To find out more generally about MicroC/OS, read the book listed below by Labrosse. There is also a partial API summary by Nancy Minderman at the University of Alberta and a terse summary from Micrium. There is a very complete list of functions from Departamento de Arquitectura de Computadores (DAC) en la Escola Politècnica Superior de Castelldefels (EPSC) (campus de la Universitat Politècnica de Catalunya). There is a good MicroC/OS summary at Zworld, but you will have to filter out the device-specific material.
MicroC/OS allows you to define several functions in C, each of which can execute as an independent thread or task. Each task runs at a different priority, and thinks that it owns the CPU. Lower priority tasks can be prempted by higher priority tasks at any time. Higher priority tasks use operating system services (such as a delay or event) to allow lower priority tasks to execute. There are operating system services provided for task managment, inter-task communication, memory managment, and for timing.
MicroC/OS services include:
Interrupt service routines can be integrated into MicroC/OS programs as long as the OS is informed of the interrupt. ISRs should be short and essentially just signal a normal (high priority) task to execute. See example 3 below.
ptffiles define the system.
Out0to a DDS (direct digital synthesis) unit for sine wave production.
In0is connected to the DE2 switches and the 8-bit
In1connected to the pushbuttons. See NiosII C examples, example #3 for more information on the DDS. Note that in
system.h(generated by the library builder) that the names of the i/o ports are UPPERCASED. After the workspace is defined in the IDE, the system library properties need to be set up for the RTOS as shown below. Clicking the
RTOS Optionsbutton allows you to choose exactly what OS modules you want to include. The default is to include every module, which results in a minimum 120 kByte executable. The Altera Tutorial gives more detail on setting up the system library.
maindefines OS data structures and tasks. OS data structures (in this example, a message queue and a semaphore) used by more than one task need to be global.
OSTimeDlyHMSMcauses Task 1 to block for a time interval, but does not affect the execution of other tasks.
OSQPendcauses Task 2 to wait for a message in the queue, while
OSSemPendcauses Task 2 to wait for a signal from Task 1. If a task does not call an OS service which causes it to wait, then no lower priority task will ever execute!
OSTimeDlyset to 7 mSec), task 4 never gets a chance to run because task processing, context switches and OS overhead is eating the cpu.
stdio.h. Using it is just a matter of opening a device using
fopenand writing to it using
fprintf. The device driver recognizes ansi escape codes to control the cursor position. This GCC program is a modification of example 1. Task 1 can clear the LCD when KEY1 is pushed and Task 3 prints its stack size to
stdoutand the OS tick time to the LCD. The LCD file device is opened in
main.
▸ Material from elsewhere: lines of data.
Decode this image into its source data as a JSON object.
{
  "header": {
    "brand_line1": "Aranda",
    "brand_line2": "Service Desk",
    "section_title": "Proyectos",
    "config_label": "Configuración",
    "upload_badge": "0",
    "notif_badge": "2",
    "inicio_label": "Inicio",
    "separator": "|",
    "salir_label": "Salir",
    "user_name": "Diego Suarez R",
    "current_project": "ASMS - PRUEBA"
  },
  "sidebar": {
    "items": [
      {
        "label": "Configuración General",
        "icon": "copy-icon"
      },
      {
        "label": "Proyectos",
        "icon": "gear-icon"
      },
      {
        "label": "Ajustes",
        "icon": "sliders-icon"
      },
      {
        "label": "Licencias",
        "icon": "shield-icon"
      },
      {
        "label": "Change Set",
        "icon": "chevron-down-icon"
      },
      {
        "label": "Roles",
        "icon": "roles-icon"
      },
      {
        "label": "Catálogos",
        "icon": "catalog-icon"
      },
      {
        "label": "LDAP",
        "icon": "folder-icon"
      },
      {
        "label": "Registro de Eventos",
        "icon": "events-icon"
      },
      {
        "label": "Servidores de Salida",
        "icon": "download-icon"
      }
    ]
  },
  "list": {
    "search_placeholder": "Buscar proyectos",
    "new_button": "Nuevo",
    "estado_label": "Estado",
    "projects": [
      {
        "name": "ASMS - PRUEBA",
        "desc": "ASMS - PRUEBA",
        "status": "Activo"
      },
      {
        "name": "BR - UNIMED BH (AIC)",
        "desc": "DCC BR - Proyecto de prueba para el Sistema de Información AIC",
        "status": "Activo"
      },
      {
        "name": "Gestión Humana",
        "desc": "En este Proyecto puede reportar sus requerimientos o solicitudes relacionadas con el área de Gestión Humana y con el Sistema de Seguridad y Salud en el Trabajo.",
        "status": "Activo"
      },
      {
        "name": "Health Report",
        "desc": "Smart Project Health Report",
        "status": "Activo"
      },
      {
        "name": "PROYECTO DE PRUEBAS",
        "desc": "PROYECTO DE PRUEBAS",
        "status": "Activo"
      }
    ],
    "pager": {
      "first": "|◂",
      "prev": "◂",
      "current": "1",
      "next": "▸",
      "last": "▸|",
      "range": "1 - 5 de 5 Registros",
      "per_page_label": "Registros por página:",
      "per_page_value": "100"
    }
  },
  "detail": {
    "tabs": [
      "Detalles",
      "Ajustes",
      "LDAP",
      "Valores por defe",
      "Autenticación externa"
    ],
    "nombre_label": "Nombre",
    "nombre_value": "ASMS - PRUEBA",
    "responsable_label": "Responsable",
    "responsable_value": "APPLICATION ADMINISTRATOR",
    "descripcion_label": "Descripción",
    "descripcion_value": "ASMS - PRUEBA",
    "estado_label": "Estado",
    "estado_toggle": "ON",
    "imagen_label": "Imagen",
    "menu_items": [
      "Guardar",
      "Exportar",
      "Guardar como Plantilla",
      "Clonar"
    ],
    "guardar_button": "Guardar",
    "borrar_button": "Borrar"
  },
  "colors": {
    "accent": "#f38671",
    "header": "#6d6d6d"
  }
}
The frequency accuracy of the DDS was reduced to increase its dynamic range in frequency. As shown, the DDS can reproduce sine waves from DC to over one MHz with an accuracy of about .012 Hz at low frequencies and an accuracy limited by the crystal at high frequencies.
OSIntExit()in the ISR because the interrupt handler is aware of the operating system and handles it. The details can be found in the main interrupt handler,
alt_irq_handler()(To find the source file, open the tabs in the left-most IDE panel:
syslib / DeviceDrivers[nios] / altera_hal / HAL / src). More details on saving context are in
alt_irq_entry.S(To find the source file, open the tabs:
syslib / DeviceDrivers[nios] / altera_nios2 / HAL / src). The whole project is zipped here.
properties. From there, choose NiosII complier options. With optimization set to
-O0(the default setting), reducing the number of ticks to timeout for timer1 to 0x1800 causes the system to crash. Setting the number of ticks to timeout for timer1 to 0x2000 allows multitasking of all four tasks to work. Setting the number of ticks to timeout for timer1 to 0x1d00 allows task 4 and task 1 to run, but not the lower priority tasks 2 and 3. With optimization set to
-O3(the highest) and no debugging, multitasking works with a setting of 0x1900, but fails at 0x1800. Thus, it looks like it takes about 6100 cycles for the ISR handling, internal timer0 functions, and context switching, so we can sustain (with these simple tasks) perhaps 7800 interrupts/second in MicroC/OS. Very fast functions, such as DDS, should be put in hardware, but button push detection and other sporadic events can be interrupt-driven.
Altera MicroC/OS and Tutorial
Micrium is the MicroC/OS vendor
MicroC/OS-II The Real Time Kernel, by Jean Labrosse, RD books, second edition, 2002
MicroC/OS function summary and API (linked from http://www.ece.ualberta.ca/~cmpe401/fall2004/labs/docs/uC_Functions.html)
Micrium Application Notes:
MicroC/OS info from EPSC
Copyright Cornell University June 2006